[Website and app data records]
* * * *

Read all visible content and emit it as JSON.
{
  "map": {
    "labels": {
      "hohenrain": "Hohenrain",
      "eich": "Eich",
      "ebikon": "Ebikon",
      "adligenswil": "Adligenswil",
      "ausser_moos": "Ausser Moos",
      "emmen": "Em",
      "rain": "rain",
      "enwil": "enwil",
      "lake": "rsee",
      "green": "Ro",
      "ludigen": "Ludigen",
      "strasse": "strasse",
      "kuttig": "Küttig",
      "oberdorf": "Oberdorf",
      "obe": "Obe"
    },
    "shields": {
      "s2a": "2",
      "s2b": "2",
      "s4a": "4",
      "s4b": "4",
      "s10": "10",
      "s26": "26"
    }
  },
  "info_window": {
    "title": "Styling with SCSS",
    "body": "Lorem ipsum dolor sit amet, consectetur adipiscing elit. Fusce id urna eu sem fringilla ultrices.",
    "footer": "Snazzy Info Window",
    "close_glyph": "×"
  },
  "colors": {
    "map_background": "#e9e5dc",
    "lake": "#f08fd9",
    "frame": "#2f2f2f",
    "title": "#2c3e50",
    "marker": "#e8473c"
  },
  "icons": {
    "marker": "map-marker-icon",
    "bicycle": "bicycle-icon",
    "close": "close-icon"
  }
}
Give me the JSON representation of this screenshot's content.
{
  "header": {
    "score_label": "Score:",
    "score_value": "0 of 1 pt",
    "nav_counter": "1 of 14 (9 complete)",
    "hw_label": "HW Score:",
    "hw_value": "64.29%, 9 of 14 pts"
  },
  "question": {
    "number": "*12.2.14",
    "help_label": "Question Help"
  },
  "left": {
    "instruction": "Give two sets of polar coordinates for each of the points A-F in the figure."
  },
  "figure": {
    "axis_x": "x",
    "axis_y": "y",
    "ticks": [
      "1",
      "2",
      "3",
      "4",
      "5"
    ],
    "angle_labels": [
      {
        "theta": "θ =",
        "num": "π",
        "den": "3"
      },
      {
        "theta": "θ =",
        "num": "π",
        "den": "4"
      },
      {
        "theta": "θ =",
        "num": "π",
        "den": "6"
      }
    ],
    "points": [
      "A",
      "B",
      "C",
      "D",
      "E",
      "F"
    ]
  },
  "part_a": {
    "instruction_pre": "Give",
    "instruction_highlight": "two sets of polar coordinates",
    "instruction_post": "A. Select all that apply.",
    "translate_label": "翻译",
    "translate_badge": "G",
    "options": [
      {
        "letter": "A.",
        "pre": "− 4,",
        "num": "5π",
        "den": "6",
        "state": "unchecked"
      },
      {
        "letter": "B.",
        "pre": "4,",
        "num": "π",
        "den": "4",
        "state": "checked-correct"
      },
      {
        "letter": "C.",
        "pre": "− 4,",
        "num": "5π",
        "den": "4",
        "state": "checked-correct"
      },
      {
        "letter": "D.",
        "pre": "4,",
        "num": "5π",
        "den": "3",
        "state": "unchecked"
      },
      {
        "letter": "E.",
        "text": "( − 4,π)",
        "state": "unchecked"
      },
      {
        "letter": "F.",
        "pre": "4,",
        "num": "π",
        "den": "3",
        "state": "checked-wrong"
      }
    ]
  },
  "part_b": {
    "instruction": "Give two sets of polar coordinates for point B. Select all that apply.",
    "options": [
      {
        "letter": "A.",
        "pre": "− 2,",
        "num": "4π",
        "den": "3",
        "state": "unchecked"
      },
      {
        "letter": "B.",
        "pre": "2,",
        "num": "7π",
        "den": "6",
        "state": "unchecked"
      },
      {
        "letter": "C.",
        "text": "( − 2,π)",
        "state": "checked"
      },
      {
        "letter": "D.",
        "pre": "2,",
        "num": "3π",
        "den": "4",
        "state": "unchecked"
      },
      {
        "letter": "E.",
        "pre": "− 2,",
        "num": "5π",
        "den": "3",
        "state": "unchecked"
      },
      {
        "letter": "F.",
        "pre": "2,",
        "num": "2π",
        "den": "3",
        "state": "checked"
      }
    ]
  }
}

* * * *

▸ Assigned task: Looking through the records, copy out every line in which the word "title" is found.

▸ Written solution:
    "title": "Styling with SCSS",
    "title": "#2c3e50",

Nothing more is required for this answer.